For example, the Danish Government has a Digital Growth Strategy policy that will allocate €134 million to innovation projects until 2025. In Finland, the Helsinki and Uusimaa Hospital District (HUS) created an initiative that connects local hospitals in Southern Finland with the university to develop joint research projects and increase the adoption of health tech.
The Nordics are a rapidly growing investment market. Since 2014, firms and angel investors have poured €2.7 billion into local startups. What’s interesting is that these companies often catch the eye of foreign investors – of the €2.7 billion, €1 billion comes from non-Nordic VCs.
The combined value of Nordic unicorns amounts to a smashing €60 billion. Consider this: more than half of the total funding raised by fintech unicorns in Europe can be attributed to Klarna, Trustly, Revolut, and iZettle – which all come from the Nordics.
A deeper dive into the Scandinavian startup ecosystem
During the past few years, Scandinavian startups made a name for themselves as outstanding performers and innovators. Places like Stockholm or Helsinki have always been listed among the top startup hubs in Europe thanks to their highly-educated inhabitants, excellent digital infrastructure, and helpful governance.
The one place that stands out on the startup map is Stockholm, known as the Unicorn Factory of Europe thanks to giving rise to more unicorns than any other country per capita.
Just to give you a glimpse, here are a few success stories from the Scandinavian startup playground.
Online sales were big even before the pandemic, but once lockdowns hit Europe, the trend exploded with e-commerce businesses as its primary beneficiaries. By offering consumers “buy now, pay later” credit, Klarna provides exactly what consumers need today.
In the US, the Swedish startup enjoyed a 311% rise in shopping volumes YoY and its merchant numbers increased by 90% until June 2021. Today, Klarna counts almost 10,000 merchants on its platform, including IKEA, Zara, and Yoox Net-a-Porter, and – having closed a $639 million SoftBank-backed funding round – is valued at $45.6 billion.
Another fintech startup (but hailing from Norway), Vipps was founded by DNB in 2015 and reached 1 million customers within its first 6 months of operation.
Soon after, it could boast about its 85% market penetration and a strategic partnership with Visa.
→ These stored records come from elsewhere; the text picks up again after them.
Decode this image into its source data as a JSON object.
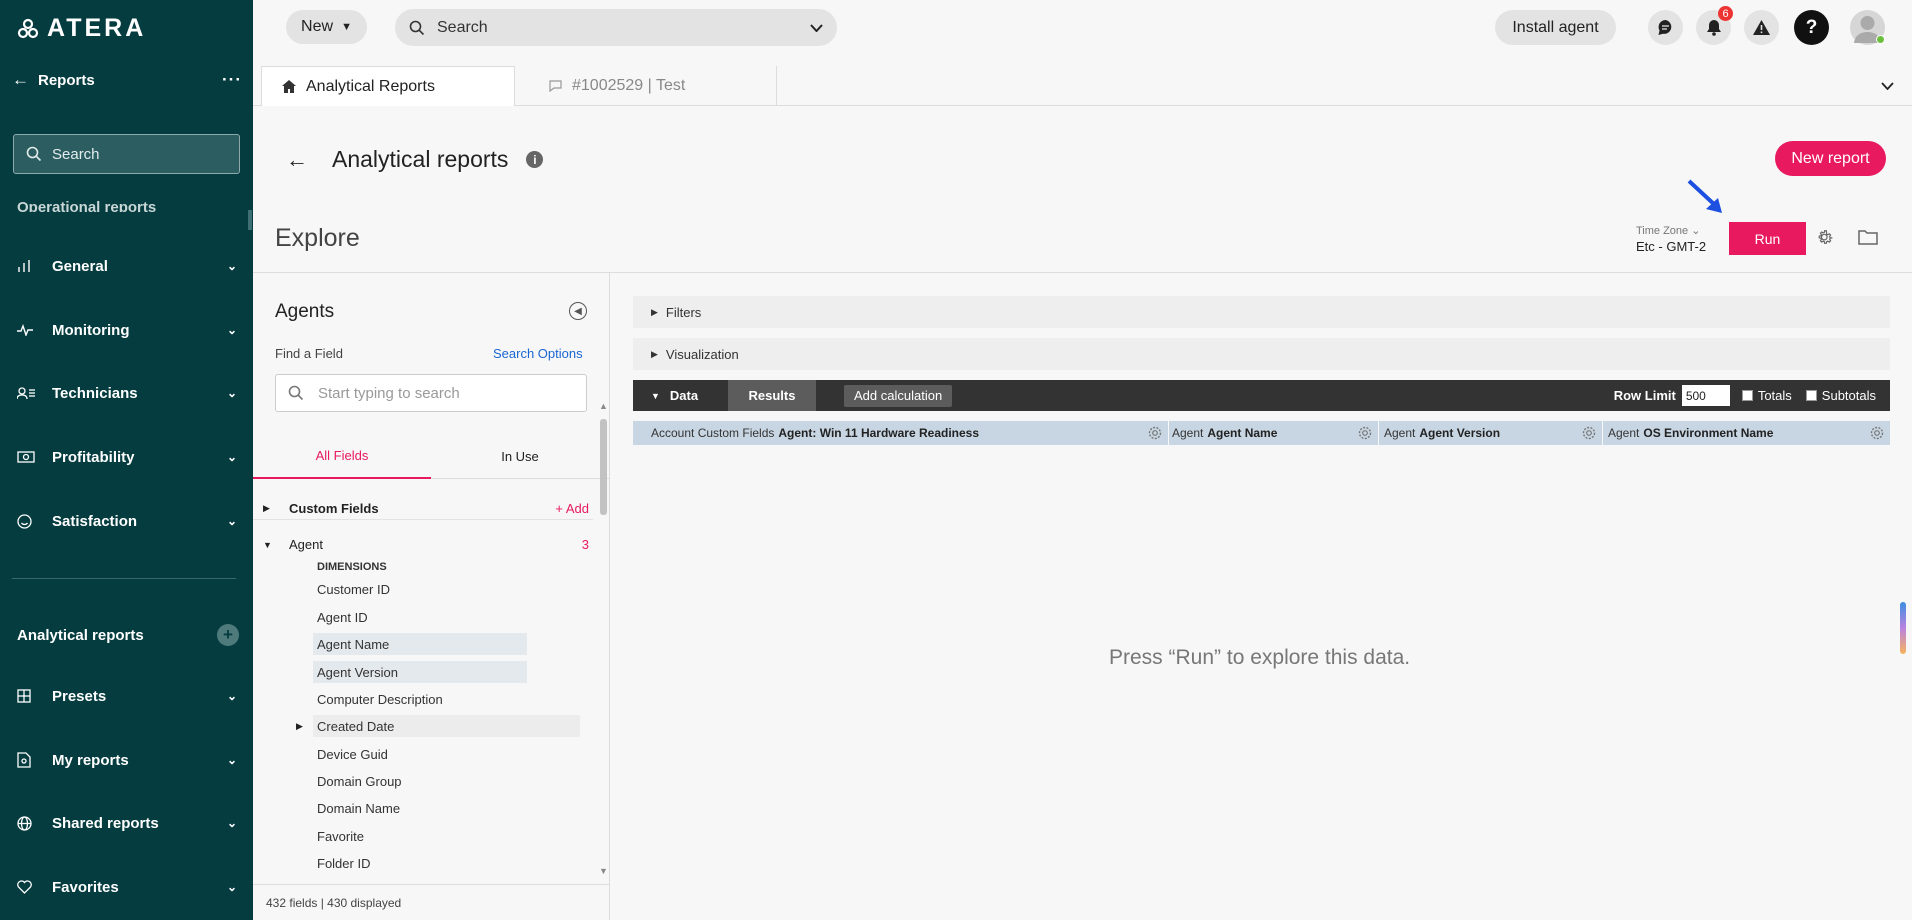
{
  "brand": {
    "name": "ATERA"
  },
  "sidebar": {
    "header": "Reports",
    "search_placeholder": "Search",
    "cut_label": "Operational reports",
    "items": [
      {
        "label": "General",
        "icon": "bar-chart-icon"
      },
      {
        "label": "Monitoring",
        "icon": "pulse-icon"
      },
      {
        "label": "Technicians",
        "icon": "technicians-icon"
      },
      {
        "label": "Profitability",
        "icon": "money-icon"
      },
      {
        "label": "Satisfaction",
        "icon": "smiley-icon"
      }
    ],
    "analytical_label": "Analytical reports",
    "analytical_items": [
      {
        "label": "Presets",
        "icon": "grid-icon"
      },
      {
        "label": "My reports",
        "icon": "my-reports-icon"
      },
      {
        "label": "Shared reports",
        "icon": "globe-icon"
      },
      {
        "label": "Favorites",
        "icon": "heart-icon"
      }
    ]
  },
  "topbar": {
    "new_label": "New",
    "search_placeholder": "Search",
    "install_label": "Install agent",
    "notification_count": "6"
  },
  "tabs": [
    {
      "label": "Analytical Reports",
      "active": true
    },
    {
      "label": "#1002529 | Test",
      "active": false
    }
  ],
  "page": {
    "title": "Analytical reports",
    "new_report_label": "New report",
    "explore_label": "Explore",
    "timezone_label": "Time Zone",
    "timezone_value": "Etc - GMT-2",
    "run_label": "Run"
  },
  "field_panel": {
    "title": "Agents",
    "find_label": "Find a Field",
    "search_options_label": "Search Options",
    "search_placeholder": "Start typing to search",
    "tab_all": "All Fields",
    "tab_in_use": "In Use",
    "custom_fields_label": "Custom Fields",
    "add_label": "+ Add",
    "agent_label": "Agent",
    "agent_count": "3",
    "dimensions_label": "DIMENSIONS",
    "fields": [
      "Customer ID",
      "Agent ID",
      "Agent Name",
      "Agent Version",
      "Computer Description",
      "Created Date",
      "Device Guid",
      "Domain Group",
      "Domain Name",
      "Favorite",
      "Folder ID"
    ],
    "footer": "432 fields | 430 displayed"
  },
  "explore": {
    "filters_label": "Filters",
    "visualization_label": "Visualization",
    "data_label": "Data",
    "results_label": "Results",
    "add_calc_label": "Add calculation",
    "row_limit_label": "Row Limit",
    "row_limit_value": "500",
    "totals_label": "Totals",
    "subtotals_label": "Subtotals",
    "columns": [
      {
        "prefix": "Account Custom Fields",
        "name": "Agent: Win 11 Hardware Readiness"
      },
      {
        "prefix": "Agent",
        "name": "Agent Name"
      },
      {
        "prefix": "Agent",
        "name": "Agent Version"
      },
      {
        "prefix": "Agent",
        "name": "OS Environment Name"
      }
    ],
    "empty_message": "Press “Run” to explore this data."
  }
}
This will help banking partners to benefit from the Vipps payment solution as contactless, and mobile payments become the new normal.
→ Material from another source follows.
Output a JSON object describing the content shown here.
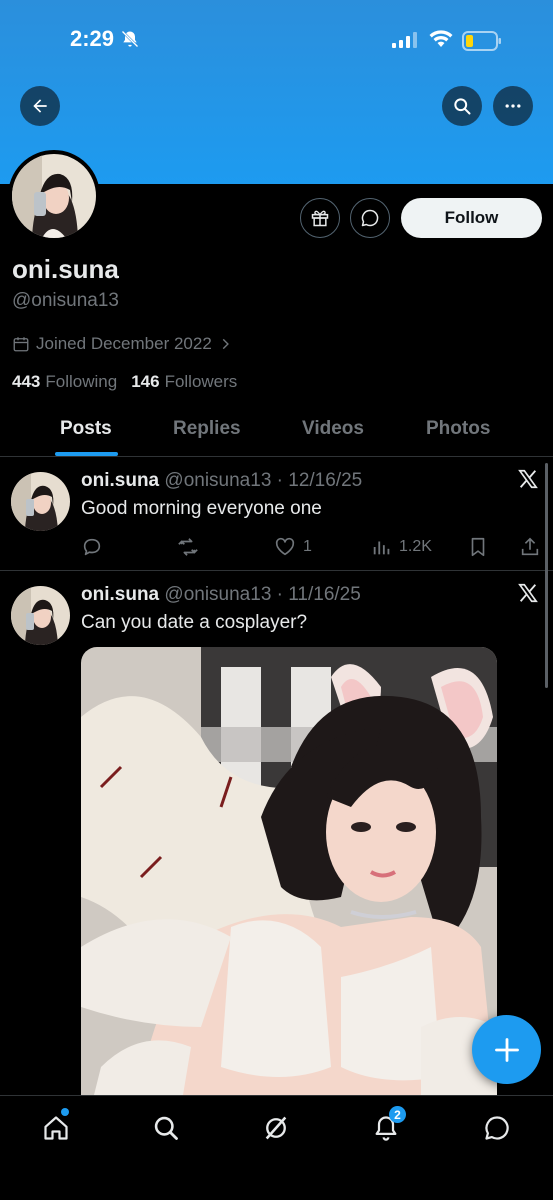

The online grocery market is expanding in Scandinavia like crazy – and the success of Oda proves that. Formerly known as Koloniel, the Norwegian startup rides on the wave of online shopping expansion but aims for more – from same-day or next-day delivery of food to meal kits and cooking accessories.
The startup raised €223 million in the most recent round, bringing the total value of the business to €750 million. And then, an anonymous investor bought 40% of the company, which brought Oda the unicorn status.
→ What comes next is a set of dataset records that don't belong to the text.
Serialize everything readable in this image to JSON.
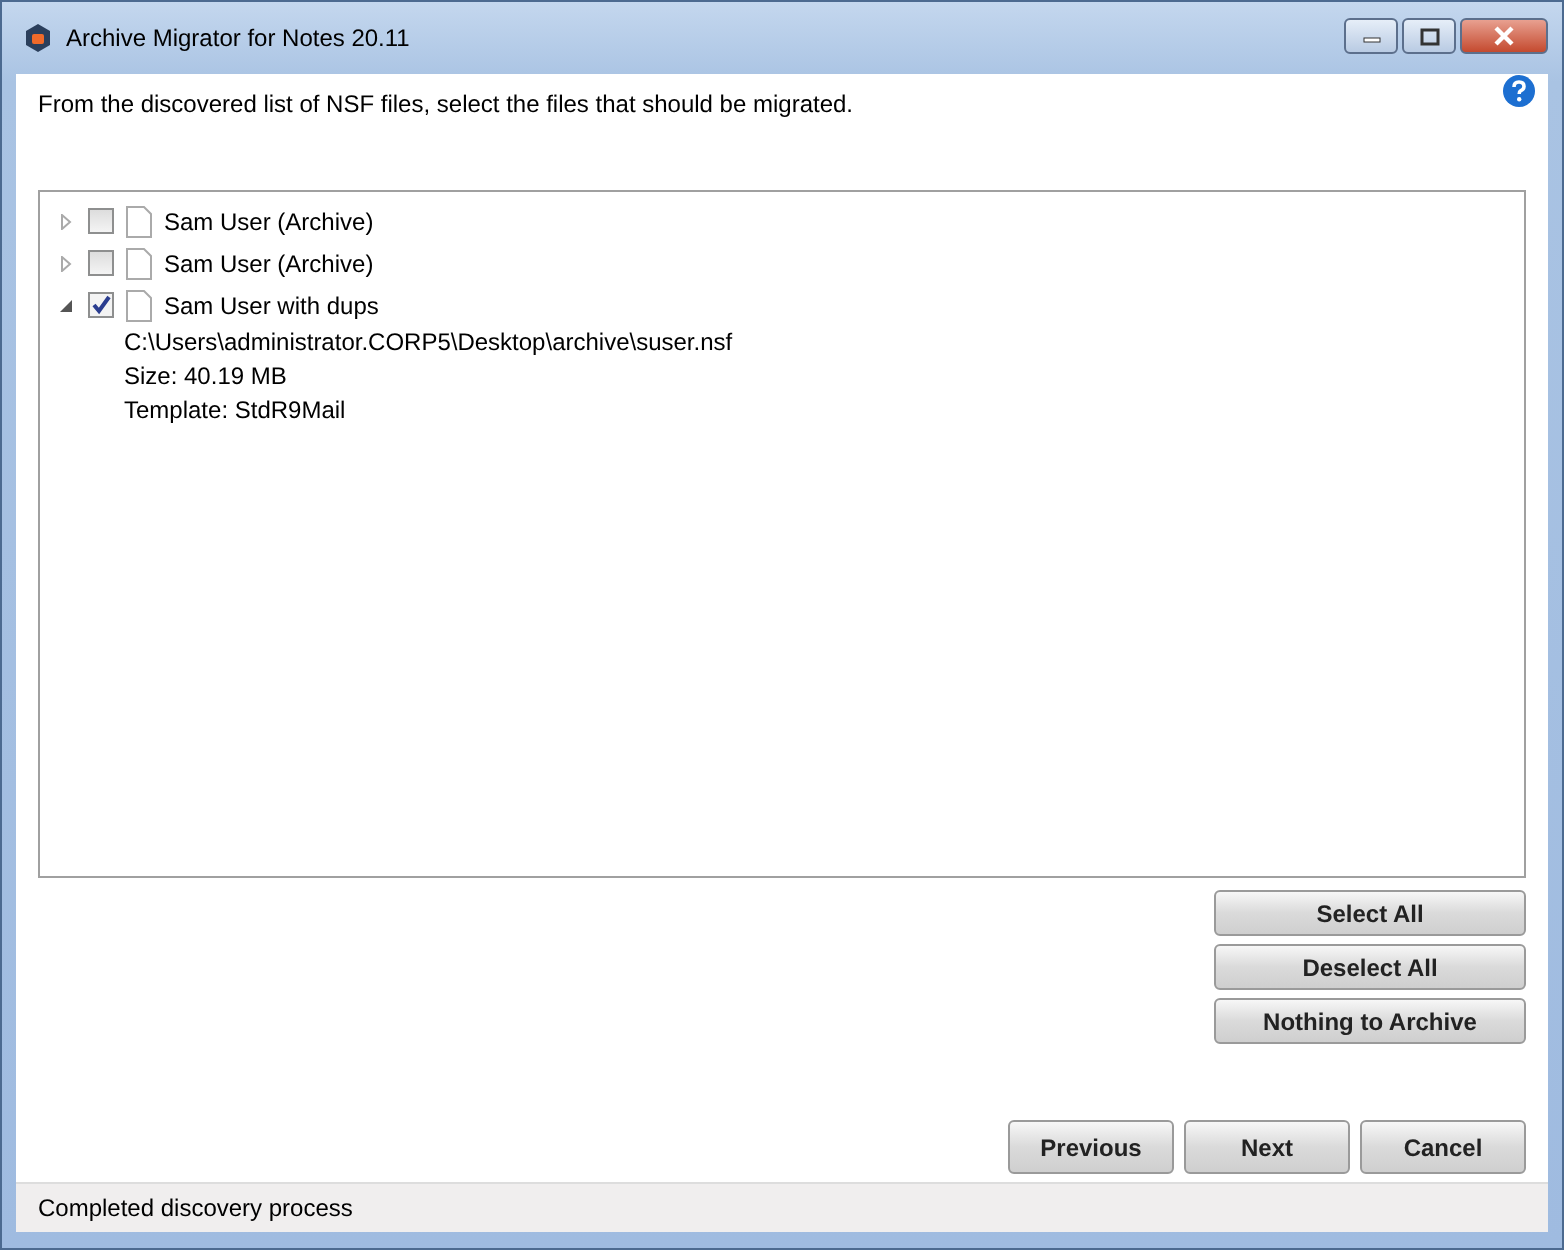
{
  "window": {
    "title": "Archive Migrator for Notes 20.11"
  },
  "instruction": "From the discovered list of NSF files, select the files that should be migrated.",
  "tree": [
    {
      "label": "Sam User (Archive)",
      "checked": false,
      "expanded": false
    },
    {
      "label": "Sam User (Archive)",
      "checked": false,
      "expanded": false
    },
    {
      "label": "Sam User with dups",
      "checked": true,
      "expanded": true,
      "details": [
        "C:\\Users\\administrator.CORP5\\Desktop\\archive\\suser.nsf",
        "Size: 40.19 MB",
        "Template: StdR9Mail"
      ]
    }
  ],
  "side_buttons": [
    "Select All",
    "Deselect All",
    "Nothing to Archive"
  ],
  "nav_buttons": [
    "Previous",
    "Next",
    "Cancel"
  ],
  "status_bar": "Completed discovery process"
}
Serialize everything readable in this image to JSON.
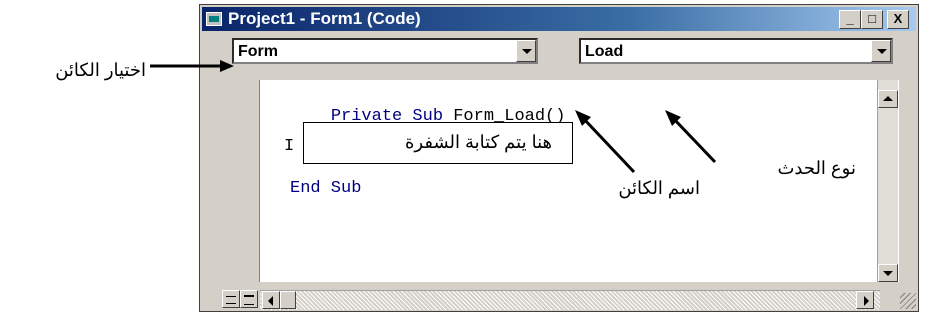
{
  "window": {
    "title": "Project1 - Form1 (Code)",
    "controls": {
      "minimize": "_",
      "maximize": "□",
      "close": "X"
    }
  },
  "object_combo": {
    "value": "Form"
  },
  "event_combo": {
    "value": "Load"
  },
  "code": {
    "line1_keyword": "Private Sub",
    "line1_name": "Form_Load()",
    "line2_cursor": "I",
    "line3": "End Sub"
  },
  "annotations": {
    "object_select": "اختيار الكائن",
    "code_here": "هنا يتم كتابة الشفرة",
    "object_name": "اسم الكائن",
    "event_type": "نوع الحدث"
  },
  "colors": {
    "keyword": "#000080",
    "title_start": "#0a246a",
    "title_end": "#a6caf0"
  }
}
A Swedish startup based in Stockholm, Kry capitalizes on the value of remote health apps. The digital health platform connects users with healthcare professionals 24/7, offering access to doctors, nurses, and psychologists across Kry’s 21 healthcare centers.
The startup serves 1.3 million patients and raised €140 million during 2020 to push its expansion into Norway, the UK, France, and Germany.
Supporting the Scandinavian tech scene
Startups that are growing rapidly experience challenges on many fronts – but the trickiest one is developing their product at a rapid pace. To accomplish that without causing any disruptions to existing services, businesses often turn to outsourcing.
The high level of technical proficiency and geographic proximity make companies like 4soft ideal outsourcing partners. It’s much easier for teams to work in one time zone and dealing with an EU company streamlines the paperwork.
Team up with us if you’re looking for some additional expertise to help your company win on the market.